But in January, he convened the panel in the Noor case, about a month after he was caught on tape at a holiday party saying he didn't have enough evidence to file charges against Noor. He later apologized for the incident, and for blaming the BCA for "not doing their jobs." At the time, he also said Harrity did not provide what he said was enough information.
The statements have been hard for some police officers to swallow. And their impact lingers. After the charges were announced this week, the Somali-American Police Association released a statement calling them "baseless and politically motivated, if not racially motivated as well."
They didn't come as a surprise, the association added, saying that Freeman's intentions were clear long before he announced his decision.
"We believe Freeman is more interested in furthering his political agenda than he is in the facts surrounding this case," the statement said. "The charges brought against Officer Noor are not intended to serve justice; rather, they are meant to make an 'example' of him."
But Freeman stressed that he came to a charging decision after a complete and thorough investigation. He said officers who testified included those who'd responded to the scene, and others who answered questions about police training.
Still, police officials say this investigation has deviated from past practices. Bob Kroll, president of the Police Officers Federation of Minneapolis, said in a statement that many officers subpoenaed "had no involvement whatsoever with the incident."
"Mr. Freeman's underlying motive for requesting voluntary statements of our members was to strip them of their Garrity rights provided to public employees under law," the statement said.
Kroll hasn't returned requests for comment
The relationship between the prosecutor and police is likely to be tested in the coming months, as the Noor case works its way through the courts. Both Freeman and Arradondo said they'll continue to move forward and work together.

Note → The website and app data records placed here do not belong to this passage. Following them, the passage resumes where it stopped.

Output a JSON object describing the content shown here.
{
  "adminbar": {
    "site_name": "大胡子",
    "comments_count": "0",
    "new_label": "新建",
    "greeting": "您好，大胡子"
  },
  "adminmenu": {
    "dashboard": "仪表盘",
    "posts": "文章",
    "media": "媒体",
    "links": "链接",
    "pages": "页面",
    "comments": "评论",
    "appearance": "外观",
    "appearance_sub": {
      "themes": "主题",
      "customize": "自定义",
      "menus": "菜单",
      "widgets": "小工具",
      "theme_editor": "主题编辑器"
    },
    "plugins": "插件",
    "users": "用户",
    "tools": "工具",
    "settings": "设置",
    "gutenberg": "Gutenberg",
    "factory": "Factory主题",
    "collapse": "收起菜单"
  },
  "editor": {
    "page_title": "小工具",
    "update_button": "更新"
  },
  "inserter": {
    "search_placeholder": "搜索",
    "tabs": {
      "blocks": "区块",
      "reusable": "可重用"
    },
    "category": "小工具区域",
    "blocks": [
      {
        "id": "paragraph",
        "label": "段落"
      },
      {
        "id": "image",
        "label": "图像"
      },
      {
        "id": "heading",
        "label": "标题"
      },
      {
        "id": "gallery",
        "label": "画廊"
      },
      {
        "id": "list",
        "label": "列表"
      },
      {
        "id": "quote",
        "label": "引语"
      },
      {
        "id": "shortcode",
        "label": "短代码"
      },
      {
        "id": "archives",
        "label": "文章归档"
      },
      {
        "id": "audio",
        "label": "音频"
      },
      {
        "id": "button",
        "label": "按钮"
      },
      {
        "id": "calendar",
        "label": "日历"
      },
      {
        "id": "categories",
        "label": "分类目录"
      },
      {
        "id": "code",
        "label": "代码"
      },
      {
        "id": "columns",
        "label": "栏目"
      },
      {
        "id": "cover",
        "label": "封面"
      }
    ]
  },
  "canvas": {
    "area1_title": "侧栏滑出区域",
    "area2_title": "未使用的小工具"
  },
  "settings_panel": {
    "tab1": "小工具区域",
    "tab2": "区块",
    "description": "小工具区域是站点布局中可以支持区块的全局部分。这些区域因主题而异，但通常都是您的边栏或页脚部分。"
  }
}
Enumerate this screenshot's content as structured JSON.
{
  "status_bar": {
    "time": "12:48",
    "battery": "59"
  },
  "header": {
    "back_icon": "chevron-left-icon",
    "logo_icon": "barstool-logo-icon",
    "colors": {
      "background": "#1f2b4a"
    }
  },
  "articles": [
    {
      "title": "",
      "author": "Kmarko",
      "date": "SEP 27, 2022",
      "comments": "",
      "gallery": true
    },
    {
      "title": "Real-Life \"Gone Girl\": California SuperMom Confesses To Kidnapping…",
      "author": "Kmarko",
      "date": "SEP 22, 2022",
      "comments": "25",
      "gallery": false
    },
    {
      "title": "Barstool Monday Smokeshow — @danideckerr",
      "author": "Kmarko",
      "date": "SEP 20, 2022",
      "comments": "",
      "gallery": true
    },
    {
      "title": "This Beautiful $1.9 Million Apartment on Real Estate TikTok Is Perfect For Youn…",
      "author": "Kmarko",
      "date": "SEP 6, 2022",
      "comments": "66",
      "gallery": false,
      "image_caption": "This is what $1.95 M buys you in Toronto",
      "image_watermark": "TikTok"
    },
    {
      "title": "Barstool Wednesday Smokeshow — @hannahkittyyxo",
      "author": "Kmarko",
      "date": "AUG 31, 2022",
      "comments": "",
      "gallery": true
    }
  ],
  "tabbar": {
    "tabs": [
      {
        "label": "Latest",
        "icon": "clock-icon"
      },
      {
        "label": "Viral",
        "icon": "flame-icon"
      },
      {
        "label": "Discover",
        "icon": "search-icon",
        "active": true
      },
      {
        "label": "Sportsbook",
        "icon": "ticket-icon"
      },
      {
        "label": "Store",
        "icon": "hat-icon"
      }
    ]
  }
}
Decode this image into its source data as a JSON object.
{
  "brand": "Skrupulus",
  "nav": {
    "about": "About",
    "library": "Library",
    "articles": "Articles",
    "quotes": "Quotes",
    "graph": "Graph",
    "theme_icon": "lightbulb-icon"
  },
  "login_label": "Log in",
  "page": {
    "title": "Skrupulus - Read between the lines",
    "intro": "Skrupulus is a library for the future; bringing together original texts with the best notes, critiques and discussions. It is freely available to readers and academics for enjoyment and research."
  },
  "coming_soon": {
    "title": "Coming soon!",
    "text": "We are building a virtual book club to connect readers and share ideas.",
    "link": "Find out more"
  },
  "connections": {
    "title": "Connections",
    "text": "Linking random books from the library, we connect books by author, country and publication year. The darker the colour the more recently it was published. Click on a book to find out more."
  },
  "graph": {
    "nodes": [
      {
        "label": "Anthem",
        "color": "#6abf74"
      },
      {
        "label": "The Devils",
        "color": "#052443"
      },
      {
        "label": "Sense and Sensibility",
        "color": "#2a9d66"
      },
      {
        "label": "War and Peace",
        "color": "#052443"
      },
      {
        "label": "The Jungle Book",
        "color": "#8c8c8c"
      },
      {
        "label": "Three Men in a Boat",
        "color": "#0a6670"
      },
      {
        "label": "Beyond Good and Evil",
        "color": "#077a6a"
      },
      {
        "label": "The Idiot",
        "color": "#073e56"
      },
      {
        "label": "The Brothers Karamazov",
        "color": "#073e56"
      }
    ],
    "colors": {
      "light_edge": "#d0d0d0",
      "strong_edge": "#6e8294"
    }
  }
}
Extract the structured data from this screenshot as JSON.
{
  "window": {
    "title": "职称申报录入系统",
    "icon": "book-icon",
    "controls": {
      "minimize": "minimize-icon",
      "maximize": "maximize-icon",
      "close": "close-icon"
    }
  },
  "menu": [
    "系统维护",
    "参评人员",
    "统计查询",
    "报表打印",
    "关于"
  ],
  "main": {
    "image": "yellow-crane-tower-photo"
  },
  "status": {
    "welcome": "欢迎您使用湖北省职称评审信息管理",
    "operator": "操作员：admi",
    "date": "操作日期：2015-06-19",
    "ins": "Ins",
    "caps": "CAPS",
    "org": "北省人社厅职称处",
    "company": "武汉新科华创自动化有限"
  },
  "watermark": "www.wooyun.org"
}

It's "good for all of us," Freeman said, when the "tension is positive and affirmative."